The Respondent has done this first by using the actual words “The Vancouver Sun” on the home page of the site and by then creating a series of portals which are given names such as “news”, “classifieds”, “archives” and suchlike to mirror the sections one would expect to find on the genuine site of a newspaper. It is a reasonable inference to draw that the Respondent’s website has been got up in this manner to give the impression that it is the website of The Vancouver Sun and that its contents are therefore on the site with the imprimatur of the owner of the newspaper.
Some of these portals offer advertising and other services which are clearly in competition with the services offered by the Complainant. Others, however, are entirely deceptive for, instead of leading to the information they claim to contain, they actually lead to sites offering insurance, personal introductions, money making schemes and pornography.
It can reasonably be concluded that the Respondent is engaging in this activity to generate “click-through” revenue from advertisers and hence for commercial gain.
Accordingly, the modus operandi of the Respondent has been to attempt to attract users to its site by creating the likelihood of confusion with the THE VANCOUVER SUN trademark and newspaper as whether the goods and services offered on the website are offered with the endorsement of the Complainant. The intention of the Respondent is clearly to create the impression that the goods and services in question are endorsed by the Complainant.
It must also be inferred that the Respondent’s intention was to earn income by inducing its visitors to the site buy the goods and services offered.

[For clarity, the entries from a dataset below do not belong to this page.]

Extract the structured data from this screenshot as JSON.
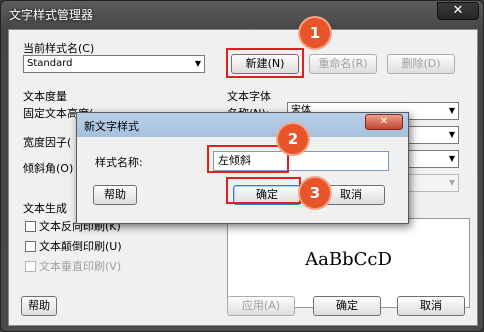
{
  "main": {
    "title": "文字样式管理器",
    "close_symbol": "✕",
    "current_style_label": "当前样式名(C)",
    "current_style_value": "Standard",
    "new_button": "新建(N)",
    "rename_button": "重命名(R)",
    "delete_button": "删除(D)",
    "text_metrics_label": "文本度量",
    "fixed_height_label": "固定文本高度(",
    "width_factor_label": "宽度因子(",
    "oblique_angle_label": "倾斜角(O)",
    "text_font_label": "文本字体",
    "font_name_label": "名称(N):",
    "font_name_value": "宋体",
    "text_gen_label": "文本生成",
    "backwards_check": "文本反向印刷(K)",
    "upside_check": "文本颠倒印刷(U)",
    "vertical_check": "文本垂直印刷(V)",
    "preview_text": "AaBbCcD",
    "help_button": "帮助",
    "apply_button": "应用(A)",
    "ok_button": "确定",
    "cancel_button": "取消"
  },
  "dialog": {
    "title": "新文字样式",
    "close_symbol": "✕",
    "style_name_label": "样式名称:",
    "style_name_value": "左倾斜",
    "help_button": "帮助",
    "ok_button": "确定",
    "cancel_button": "取消"
  },
  "annotations": {
    "badge1": "1",
    "badge2": "2",
    "badge3": "3",
    "color": "#e8552b"
  }
}
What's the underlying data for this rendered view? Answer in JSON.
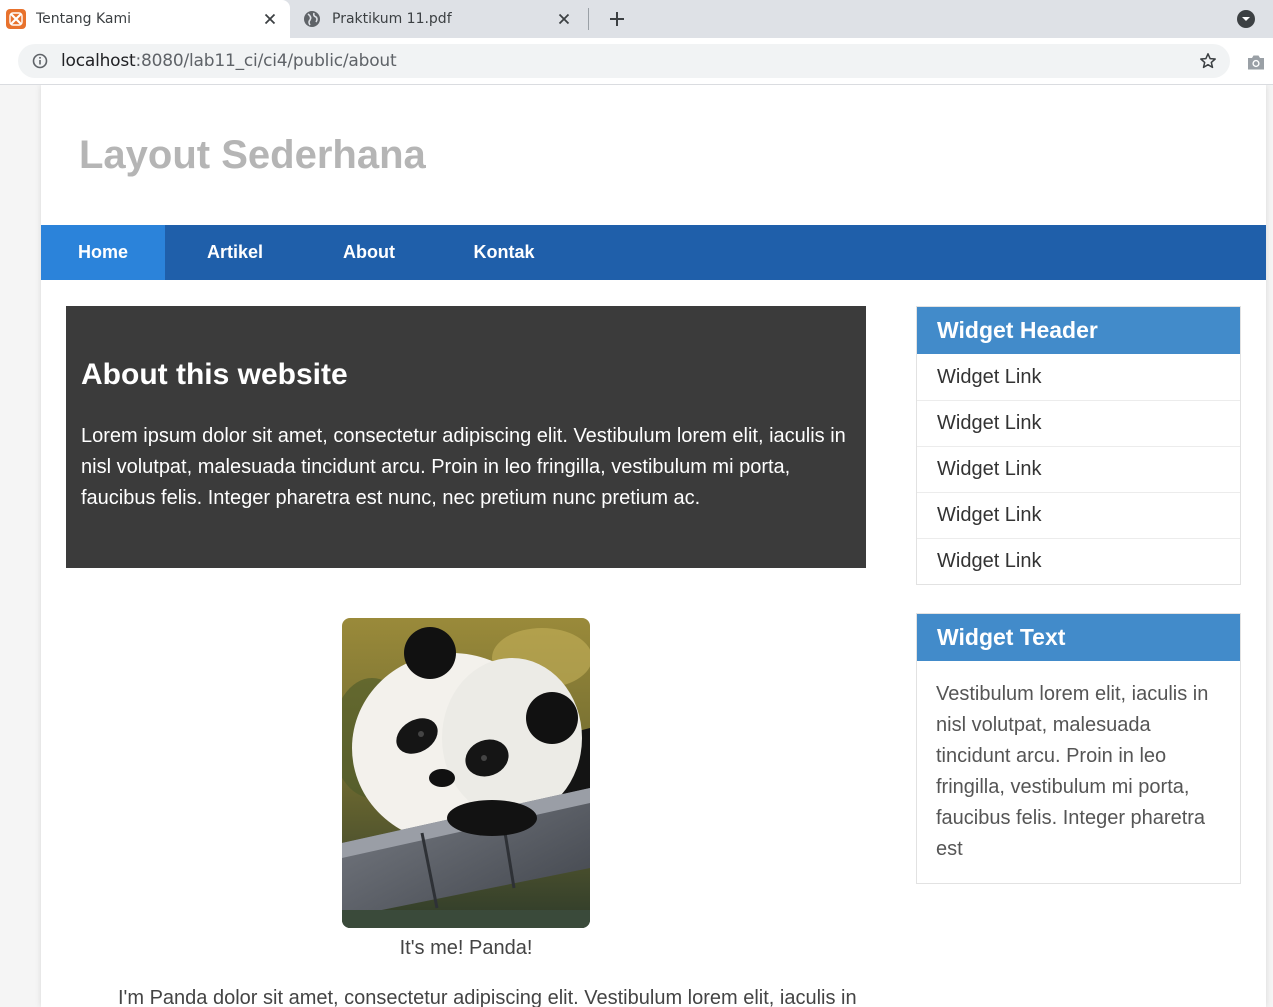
{
  "browser": {
    "tabs": [
      {
        "title": "Tentang Kami",
        "icon": "xampp-icon",
        "active": true
      },
      {
        "title": "Praktikum 11.pdf",
        "icon": "globe-icon",
        "active": false
      }
    ],
    "url_host": "localhost",
    "url_rest": ":8080/lab11_ci/ci4/public/about",
    "accent_color": "#e8722d"
  },
  "site": {
    "title": "Layout Sederhana"
  },
  "nav": {
    "items": [
      {
        "label": "Home",
        "active": true
      },
      {
        "label": "Artikel",
        "active": false
      },
      {
        "label": "About",
        "active": false
      },
      {
        "label": "Kontak",
        "active": false
      }
    ],
    "bar_color": "#1f5faa",
    "active_color": "#2b83da"
  },
  "hero": {
    "heading": "About this website",
    "body": "Lorem ipsum dolor sit amet, consectetur adipiscing elit. Vestibulum lorem elit, iaculis in nisl volutpat, malesuada tincidunt arcu. Proin in leo fringilla, vestibulum mi porta, faucibus felis. Integer pharetra est nunc, nec pretium nunc pretium ac."
  },
  "content": {
    "image_alt": "panda-photo",
    "caption": "It's me! Panda!",
    "intro": "I'm Panda dolor sit amet, consectetur adipiscing elit. Vestibulum lorem elit, iaculis in"
  },
  "sidebar": {
    "links_widget": {
      "header": "Widget Header",
      "links": [
        "Widget Link",
        "Widget Link",
        "Widget Link",
        "Widget Link",
        "Widget Link"
      ]
    },
    "text_widget": {
      "header": "Widget Text",
      "body": "Vestibulum lorem elit, iaculis in nisl volutpat, malesuada tincidunt arcu. Proin in leo fringilla, vestibulum mi porta, faucibus felis. Integer pharetra est"
    },
    "header_color": "#428bca"
  }
}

Those facts bring the case squarely within the provisions of paragraph 4(b)(iii) and (iv) of the Policy, for they show that the primary purpose of the Respondent in registering the domain name was to disrupt the business of the Complainant in those fields were they are offering competing services and to mislead consumers as to whether the other services offered have the endorsement of the Complainant.
It need hardly be added that an essential feature of the whole of the Respondent’s conduct is that it is entirely deceptive. Indeed, not only has the Respondent hidden behind an identity shield and not only has it engaged in cyberflying after receipt of a letter of demand from the Complainant’s attorneys, but it has put false information on the record, including a non-existent telephone number.
All of these factors go to show a strong case that the Respondent registered and is using the domain name in bad faith.
The conclusions expressed above are well supported by numerous analogous UDRP decisions, including those cited by the Complainant, namely The Washington Post Company v. Names OZ, NAF Case No. FA96670; Reed Elsevier Inc. and Reed Elsevier Properties Inc. v. Carlos M. Alvarez d/b/a IT Lexis, NAF Case No. FA98249; Crédit Industriel et Commercial S.A., Banque Scalbert Dupont S.A. v. LaPorte Holdings, Inc, WIPO Case No. D2004-1110; Cox Texas Newspapers, L.P. d/b/a AUSTIN AMERICAN-STATESMAN v. Hickey Art Studio, WIPO Case No. D2000-1739 and Media West-GMP, Inc. and Gannett Satellite Information Network, Inc. v. Registrant  Services LLC, WIPO Case No. D2007-0169.
The Complainant has thus made out the third of the three elements that it must establish.
For all the foregoing reasons, in accordance with paragraphs 4(i) of the Policy and 15 of the Rules, the Panel orders that the domain name <thevancouversun.com> be transferred to the Complainant.
The Honourable Neil Anthony Brown QC
Dated: June 17, 2008